Since the days of Will Ferrell and Darryl Hammond, SNL has mined Jeopardy! parodies for laughs. Updating the format for the Trump presidency, this skit features Tom Hanks as a stereotypical MAGA supporter and contestant on the fake game show. Although he initially seems to be in over his head, Hanks’ character proves quite adept at answering the black culture-focused questions, highlighting the shared experiences and mindsets that connect America’s working class. This is one of those rare moments where SNL actually has something poignant and insightful to say about modern life.
Air Date: Jan. 16, 2016
Views: 36 Million
There’s just no way to overestimate how much people love Star Wars, I guess. This spin on the popular reality show, “Undercover Boss,” (which is still on the air, apparently) has the villainous Kylo Ren donning a disguise and walking the halls of his Starkiller Base as a low-level grunt, Matt. You kinda have to be a big Star Wars fan to really understand – or care – about the jokes in this one. Not the like the recent Christmas dinner Weezer sketch, which I think we can all agree can be loved and appreciated by all.
Air Date: Dec. 5, 2015
Views: 33 Million
No pop-culture references, social commentary or political figures to skewer in this one. “Close Encounter” mostly serves as a showcase for Kate McKinnon’s incredible comedic chops and character work, giving her space to steal the show as a nonplussed, chain-smoking alien abductee.
As McKinnon’s character recounts her unpleasant extra-terrestrial experience in hilarious (and often explicit) detail, her veteran cast members begin to crack, struggling to stifle their laughter. Cast members “breaking” during a skit is a long-standing SNL tradition, but unlike the numerous instances involving Jimmy Fallon, this one actually feels earned.
Air Date: Sept. 29, 2018
Views: 24 Million
Surprise celebrity guest. Current events. Scathing parodies of public officials. This skit is right in SNL’s wheelhouse. Matt Damon takes center stage playing then-embattled Supreme Court nominee Brett Kavanaugh, who rails against the Senate committee, name-dropping his prep school buddies and trotting out decades-old calendars to clear his name.

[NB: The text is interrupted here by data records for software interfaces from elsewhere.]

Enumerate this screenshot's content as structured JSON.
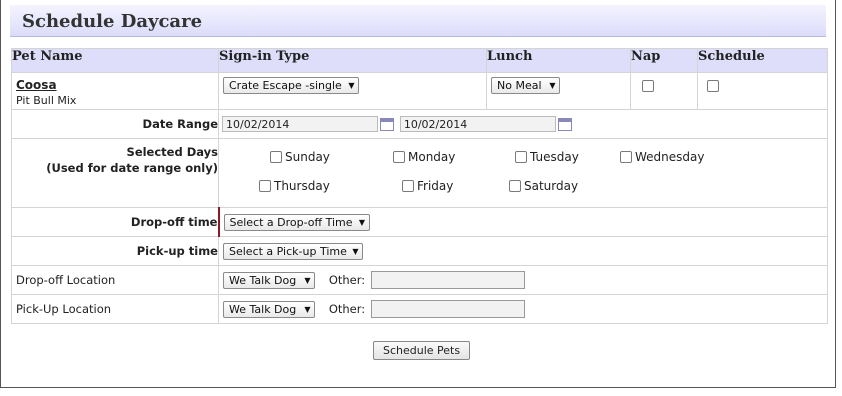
{
  "title": "Schedule Daycare",
  "columns": [
    "Pet Name",
    "Sign-in Type",
    "Lunch",
    "Nap",
    "Schedule"
  ],
  "pet": {
    "name": "Coosa",
    "breed": "Pit Bull Mix"
  },
  "sign_in_type": "Crate Escape -single",
  "lunch": "No Meal",
  "date_range": {
    "label": "Date Range",
    "start": "10/02/2014",
    "end": "10/02/2014"
  },
  "selected_days": {
    "label_line1": "Selected Days",
    "label_line2": "(Used for date range only)",
    "days": [
      "Sunday",
      "Monday",
      "Tuesday",
      "Wednesday",
      "Thursday",
      "Friday",
      "Saturday"
    ]
  },
  "dropoff_time": {
    "label": "Drop-off time",
    "value": "Select a Drop-off Time"
  },
  "pickup_time": {
    "label": "Pick-up time",
    "value": "Select a Pick-up Time"
  },
  "dropoff_location": {
    "label": "Drop-off Location",
    "value": "We Talk Dog",
    "other_label": "Other:"
  },
  "pickup_location": {
    "label": "Pick-Up Location",
    "value": "We Talk Dog",
    "other_label": "Other:"
  },
  "submit_label": "Schedule Pets",
  "icons": {
    "dropdown": "chevron-down-icon",
    "calendar": "calendar-icon"
  }
}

It’s the kind of timely and ultra-detailed skit that brings in big ratings in the moment but will probably leave viewers years from now wondering what the cardboard cutout of the girl from “Charmed” was all about.
What’s interesting about the most popular SNL videos on YouTube is how little overlap there is with the accepted classics in the show’s history. You won’t find Wayne’s World, Matt Farley, James Brown’s Celebrity Hot Tub Party or Andy Kaufman’s Mighty Mouse bit anywhere on the most-viewed page. By far the oldest skit here originally aired 15 years ago. Even if we extended our scope to cover the top 20-30 videos, the list would be populated by bits revolving around news items, pop culture phenomena (Stranger Things, Fifty Shades of Gray, The Walking Dead) and political events (Trump, mostly) that date back only a few years.

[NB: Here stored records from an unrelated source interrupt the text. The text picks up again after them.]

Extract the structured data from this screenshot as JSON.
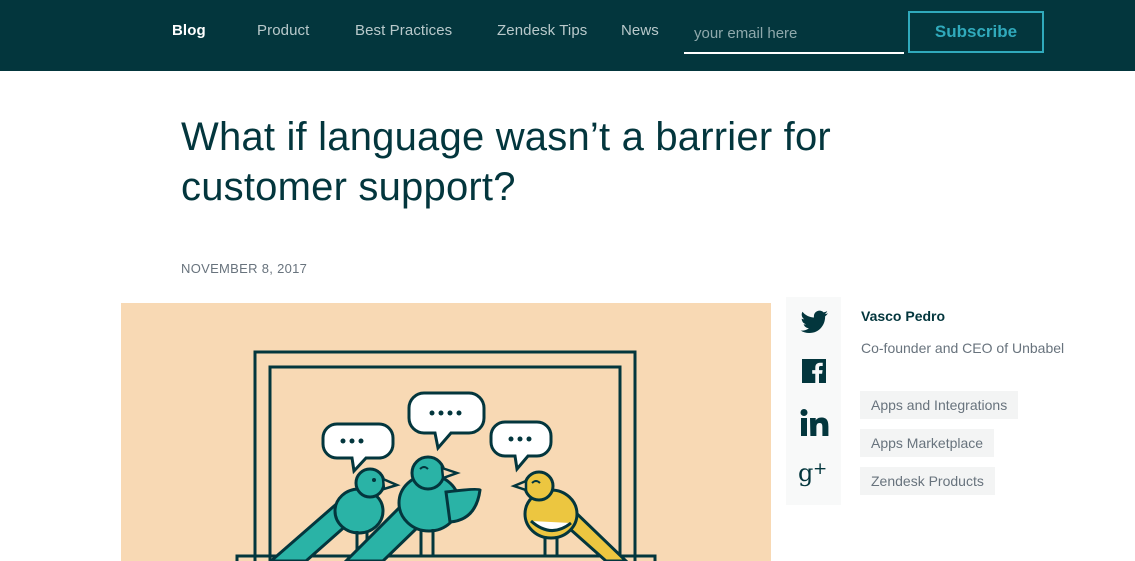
{
  "nav": {
    "items": [
      {
        "label": "Blog",
        "active": true
      },
      {
        "label": "Product",
        "active": false
      },
      {
        "label": "Best Practices",
        "active": false
      },
      {
        "label": "Zendesk Tips",
        "active": false
      },
      {
        "label": "News",
        "active": false
      }
    ],
    "email_placeholder": "your email here",
    "subscribe_label": "Subscribe"
  },
  "article": {
    "title": "What if language wasn’t a barrier for customer support?",
    "date": "NOVEMBER 8, 2017"
  },
  "share": {
    "icons": [
      "twitter-icon",
      "facebook-icon",
      "linkedin-icon",
      "google-plus-icon"
    ]
  },
  "author": {
    "name": "Vasco Pedro",
    "role": "Co-founder and CEO of Unbabel"
  },
  "tags": [
    "Apps and Integrations",
    "Apps Marketplace",
    "Zendesk Products"
  ],
  "colors": {
    "topbar": "#03363d",
    "accent": "#30aabc",
    "hero_bg": "#f8d9b4",
    "bird_teal": "#2ab3a6",
    "bird_yellow": "#ecc640"
  }
}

What does this all tell us about digital audiences today? Clearly, they crave fresh content that taps into the latest trends and news. They’d rather watch the billionth skit skewering Donald Trump than revisit decades-old characters – like Land Shark or the Church Lady – who are supposedly “timeless.”

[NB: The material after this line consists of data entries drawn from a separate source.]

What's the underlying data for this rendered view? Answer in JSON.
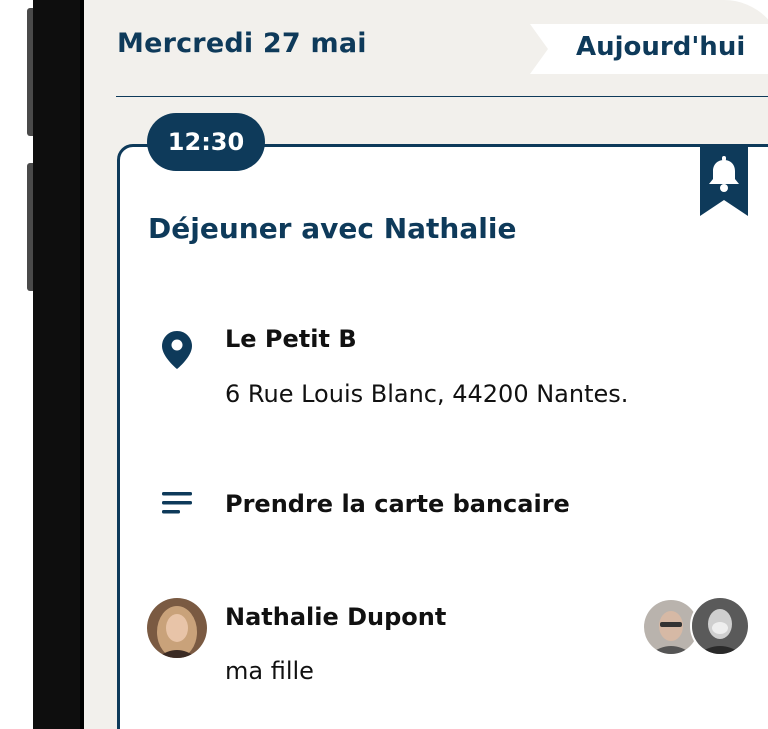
{
  "header": {
    "date": "Mercredi 27 mai",
    "today_button": "Aujourd'hui"
  },
  "event": {
    "time": "12:30",
    "title": "Déjeuner avec Nathalie",
    "reminder_icon": "bell-icon",
    "location": {
      "icon": "location-pin-icon",
      "name": "Le Petit B",
      "address": "6 Rue Louis Blanc, 44200 Nantes."
    },
    "note": {
      "icon": "notes-icon",
      "text": "Prendre la carte bancaire"
    },
    "contact": {
      "name": "Nathalie Dupont",
      "relation": "ma fille"
    }
  },
  "colors": {
    "primary": "#0e3a5a",
    "background": "#f2f0ec",
    "card": "#ffffff"
  }
}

If we stretch that lesson to the world of content marketing, it highlights the importance of keeping your blogs, landing pages, videos and graphics up to date and reflective of the times. That’s not to say that evergreen content is less valuable than trending topics, but refreshing your content every now and then to account for the latest industry developments, market trends and search engine updates can breathe new life into outdated or stale content.